- **Directions for this task**: Every line below that carries the word "Recent" needs to be copied.

** Opening Records supplied block **

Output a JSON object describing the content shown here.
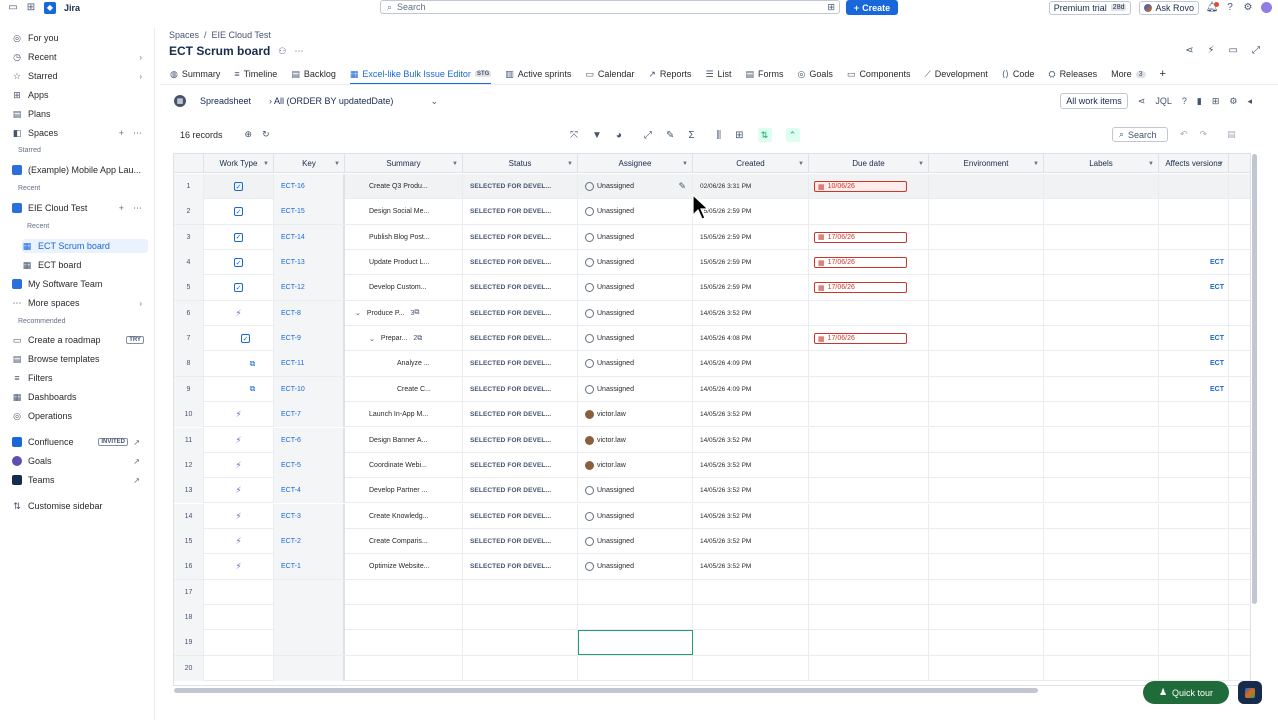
{
  "topbar": {
    "app_name": "Jira",
    "search_placeholder": "Search",
    "create_label": "Create",
    "trial_label": "Premium trial",
    "trial_days": "28d",
    "ask_rovo": "Ask Rovo"
  },
  "sidebar": {
    "for_you": "For you",
    "recent": "Recent",
    "starred": "Starred",
    "apps": "Apps",
    "plans": "Plans",
    "spaces": "Spaces",
    "starred_section": "Starred",
    "starred_project": "(Example) Mobile App Lau...",
    "recent_section": "Recent",
    "eie_cloud_test": "EIE Cloud Test",
    "recent_sub": "Recent",
    "ect_scrum_board": "ECT Scrum board",
    "ect_board": "ECT board",
    "my_software_team": "My Software Team",
    "more_spaces": "More spaces",
    "recommended_section": "Recommended",
    "create_roadmap": "Create a roadmap",
    "try_badge": "TRY",
    "browse_templates": "Browse templates",
    "filters": "Filters",
    "dashboards": "Dashboards",
    "operations": "Operations",
    "confluence": "Confluence",
    "invited_badge": "INVITED",
    "goals": "Goals",
    "teams": "Teams",
    "customise": "Customise sidebar"
  },
  "header": {
    "breadcrumb_spaces": "Spaces",
    "breadcrumb_sep": "/",
    "breadcrumb_project": "EIE Cloud Test",
    "title": "ECT Scrum board"
  },
  "tabs": [
    {
      "label": "Summary",
      "icon": "globe-icon"
    },
    {
      "label": "Timeline",
      "icon": "timeline-icon"
    },
    {
      "label": "Backlog",
      "icon": "backlog-icon"
    },
    {
      "label": "Excel-like Bulk Issue Editor",
      "icon": "editor-icon",
      "badge": "STG",
      "active": true
    },
    {
      "label": "Active sprints",
      "icon": "board-icon"
    },
    {
      "label": "Calendar",
      "icon": "calendar-icon"
    },
    {
      "label": "Reports",
      "icon": "reports-icon"
    },
    {
      "label": "List",
      "icon": "list-icon"
    },
    {
      "label": "Forms",
      "icon": "forms-icon"
    },
    {
      "label": "Goals",
      "icon": "goals-icon"
    },
    {
      "label": "Components",
      "icon": "components-icon"
    },
    {
      "label": "Development",
      "icon": "development-icon"
    },
    {
      "label": "Code",
      "icon": "code-icon"
    },
    {
      "label": "Releases",
      "icon": "releases-icon"
    }
  ],
  "tabs_more": {
    "label": "More",
    "count": "3"
  },
  "toolbar": {
    "spreadsheet": "Spreadsheet",
    "jql_filter": "All (ORDER BY updatedDate)",
    "all_work_items": "All work items",
    "jql": "JQL",
    "records": "16 records",
    "search": "Search"
  },
  "columns": [
    "Work Type",
    "Key",
    "Summary",
    "Status",
    "Assignee",
    "Created",
    "Due date",
    "Environment",
    "Labels",
    "Affects versions"
  ],
  "rows": [
    {
      "num": "1",
      "type": "story",
      "key": "ECT-16",
      "summary": "Create Q3 Produ...",
      "status": "SELECTED FOR DEVEL...",
      "assignee": "Unassigned",
      "avatar": false,
      "created": "02/06/26 3:31 PM",
      "due": "10/06/26",
      "affects": ""
    },
    {
      "num": "2",
      "type": "story",
      "key": "ECT-15",
      "summary": "Design Social Me...",
      "status": "SELECTED FOR DEVEL...",
      "assignee": "Unassigned",
      "avatar": false,
      "created": "15/05/26 2:59 PM",
      "due": "",
      "affects": ""
    },
    {
      "num": "3",
      "type": "story",
      "key": "ECT-14",
      "summary": "Publish Blog Post...",
      "status": "SELECTED FOR DEVEL...",
      "assignee": "Unassigned",
      "avatar": false,
      "created": "15/05/26 2:59 PM",
      "due": "17/06/26",
      "affects": ""
    },
    {
      "num": "4",
      "type": "story",
      "key": "ECT-13",
      "summary": "Update Product L...",
      "status": "SELECTED FOR DEVEL...",
      "assignee": "Unassigned",
      "avatar": false,
      "created": "15/05/26 2:59 PM",
      "due": "17/06/26",
      "affects": "ECT"
    },
    {
      "num": "5",
      "type": "story",
      "key": "ECT-12",
      "summary": "Develop Custom...",
      "status": "SELECTED FOR DEVEL...",
      "assignee": "Unassigned",
      "avatar": false,
      "created": "15/05/26 2:59 PM",
      "due": "17/06/26",
      "affects": "ECT"
    },
    {
      "num": "6",
      "type": "epic",
      "key": "ECT-8",
      "summary": "Produce P...",
      "count": "3",
      "expander": true,
      "status": "SELECTED FOR DEVEL...",
      "assignee": "Unassigned",
      "avatar": false,
      "created": "14/05/26 3:52 PM",
      "due": "",
      "affects": ""
    },
    {
      "num": "7",
      "type": "story",
      "key": "ECT-9",
      "summary": "Prepar...",
      "count": "2",
      "expander": true,
      "indent": 1,
      "status": "SELECTED FOR DEVEL...",
      "assignee": "Unassigned",
      "avatar": false,
      "created": "14/05/26 4:08 PM",
      "due": "17/06/26",
      "affects": "ECT"
    },
    {
      "num": "8",
      "type": "subtask",
      "key": "ECT-11",
      "summary": "Analyze ...",
      "indent": 2,
      "status": "SELECTED FOR DEVEL...",
      "assignee": "Unassigned",
      "avatar": false,
      "created": "14/05/26 4:09 PM",
      "due": "",
      "affects": "ECT"
    },
    {
      "num": "9",
      "type": "subtask",
      "key": "ECT-10",
      "summary": "Create C...",
      "indent": 2,
      "status": "SELECTED FOR DEVEL...",
      "assignee": "Unassigned",
      "avatar": false,
      "created": "14/05/26 4:09 PM",
      "due": "",
      "affects": "ECT"
    },
    {
      "num": "10",
      "type": "epic",
      "key": "ECT-7",
      "summary": "Launch In-App M...",
      "status": "SELECTED FOR DEVEL...",
      "assignee": "victor.law",
      "avatar": true,
      "created": "14/05/26 3:52 PM",
      "due": "",
      "affects": ""
    },
    {
      "num": "11",
      "type": "epic",
      "key": "ECT-6",
      "summary": "Design Banner A...",
      "status": "SELECTED FOR DEVEL...",
      "assignee": "victor.law",
      "avatar": true,
      "created": "14/05/26 3:52 PM",
      "due": "",
      "affects": ""
    },
    {
      "num": "12",
      "type": "epic",
      "key": "ECT-5",
      "summary": "Coordinate Webi...",
      "status": "SELECTED FOR DEVEL...",
      "assignee": "victor.law",
      "avatar": true,
      "created": "14/05/26 3:52 PM",
      "due": "",
      "affects": ""
    },
    {
      "num": "13",
      "type": "epic",
      "key": "ECT-4",
      "summary": "Develop Partner ...",
      "status": "SELECTED FOR DEVEL...",
      "assignee": "Unassigned",
      "avatar": false,
      "created": "14/05/26 3:52 PM",
      "due": "",
      "affects": ""
    },
    {
      "num": "14",
      "type": "epic",
      "key": "ECT-3",
      "summary": "Create Knowledg...",
      "status": "SELECTED FOR DEVEL...",
      "assignee": "Unassigned",
      "avatar": false,
      "created": "14/05/26 3:52 PM",
      "due": "",
      "affects": ""
    },
    {
      "num": "15",
      "type": "epic",
      "key": "ECT-2",
      "summary": "Create Comparis...",
      "status": "SELECTED FOR DEVEL...",
      "assignee": "Unassigned",
      "avatar": false,
      "created": "14/05/26 3:52 PM",
      "due": "",
      "affects": ""
    },
    {
      "num": "16",
      "type": "epic",
      "key": "ECT-1",
      "summary": "Optimize Website...",
      "status": "SELECTED FOR DEVEL...",
      "assignee": "Unassigned",
      "avatar": false,
      "created": "14/05/26 3:52 PM",
      "due": "",
      "affects": ""
    }
  ],
  "empty_rows": [
    "17",
    "18",
    "19",
    "20"
  ],
  "quick_tour": "Quick tour",
  "colors": {
    "accent": "#1868db",
    "due_border": "#c9372c",
    "selection": "#22a06b",
    "quick_tour_bg": "#1f6b3a"
  }
}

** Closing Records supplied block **

- **Result of the task**:
    "recent": "Recent",
    "recent_section": "Recent",
    "recent_sub": "Recent",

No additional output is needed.